Once your puppy is house trained in your home, he may still have accidents when visiting others’ homes. That’s because puppies need to generalize their learning to new environments. Just because they seem to know something in one place does NOT mean that they’ll automatically know that thing everywhere. You’ll need to watch your puppy carefully when you visit new places together and be sure to take him out often.
Likewise, if something in your puppy’s environment changes, he may have a lapse in house training. For example, a puppy might seem completely house trained until you bring home a large potted tree—which may look to him like a perfect place to lift his leg!
House training does require an investment of time and effort—but it can be done! If you’re consistent, your hard work will pay off. Hang in there! If you need help, don’t hesitate to contact a qualified professional, such as a Certified Professional Dog Trainer (CPDT), a Certified Applied Animal Behaviorist (CAAB or Associate CAAB) or a board-certified veterinary behaviorist (Dip ACVB). To find one of these experts in your area, please see our article, Finding Professional Help.
What NOT to Do
Do not rub your puppy’s nose in his waste.
Do not scold your dog for eliminating indoors. Instead, if you catch him in the act, make a noise to startle him and stop him from urinating or defecating. Then immediately show your dog where you want him to go by running with him outside, waiting until he goes, and then praising and rewarding him.
Do not physically punish your puppy for accidents (hitting with newspaper, spanking, etc.). Realize that if your puppy has accidents in the house, you failed to adequately supervise him, you did not take him outside frequently enough, or you ignored or were unaware of his signals that he needed to go outside.
Do not confine your puppy to a small area for hours each day, without doing anything else to correct the problem.
Do not crate your puppy if he’s soiling in the crate.
If your puppy enjoys being outside, don’t bring him inside right after he eliminates or he may learn to “hold it” so that he can stay outside longer.
Do not clean with an ammonia-based cleanser. Urine contains ammonia.
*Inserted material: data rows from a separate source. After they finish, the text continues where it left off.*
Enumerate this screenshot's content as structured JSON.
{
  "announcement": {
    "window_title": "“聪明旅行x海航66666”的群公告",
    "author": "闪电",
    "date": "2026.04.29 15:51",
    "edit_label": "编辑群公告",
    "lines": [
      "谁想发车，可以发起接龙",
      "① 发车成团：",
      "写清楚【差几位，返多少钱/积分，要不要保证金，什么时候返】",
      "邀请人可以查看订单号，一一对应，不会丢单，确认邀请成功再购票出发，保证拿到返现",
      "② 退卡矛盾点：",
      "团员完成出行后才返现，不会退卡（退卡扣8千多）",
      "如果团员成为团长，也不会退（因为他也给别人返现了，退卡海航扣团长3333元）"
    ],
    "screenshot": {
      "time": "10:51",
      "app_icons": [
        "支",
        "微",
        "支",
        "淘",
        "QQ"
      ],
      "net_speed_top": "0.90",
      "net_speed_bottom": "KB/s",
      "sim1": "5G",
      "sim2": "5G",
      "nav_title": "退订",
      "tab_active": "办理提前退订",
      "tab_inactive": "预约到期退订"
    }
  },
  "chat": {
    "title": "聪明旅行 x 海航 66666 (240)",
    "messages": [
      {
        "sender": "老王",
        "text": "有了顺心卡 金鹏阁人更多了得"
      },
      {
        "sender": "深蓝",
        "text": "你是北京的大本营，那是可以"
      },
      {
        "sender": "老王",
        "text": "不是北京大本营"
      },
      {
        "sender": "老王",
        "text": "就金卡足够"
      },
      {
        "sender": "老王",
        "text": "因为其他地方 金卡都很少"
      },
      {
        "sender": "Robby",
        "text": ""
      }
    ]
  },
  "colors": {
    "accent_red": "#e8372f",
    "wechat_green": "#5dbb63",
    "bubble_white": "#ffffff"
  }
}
Cleaning with ammonia could attract your puppy back to the same spot to urinate again. Instead, use an enzymatic cleaner. You can find one at some grocery stores or any major pet store.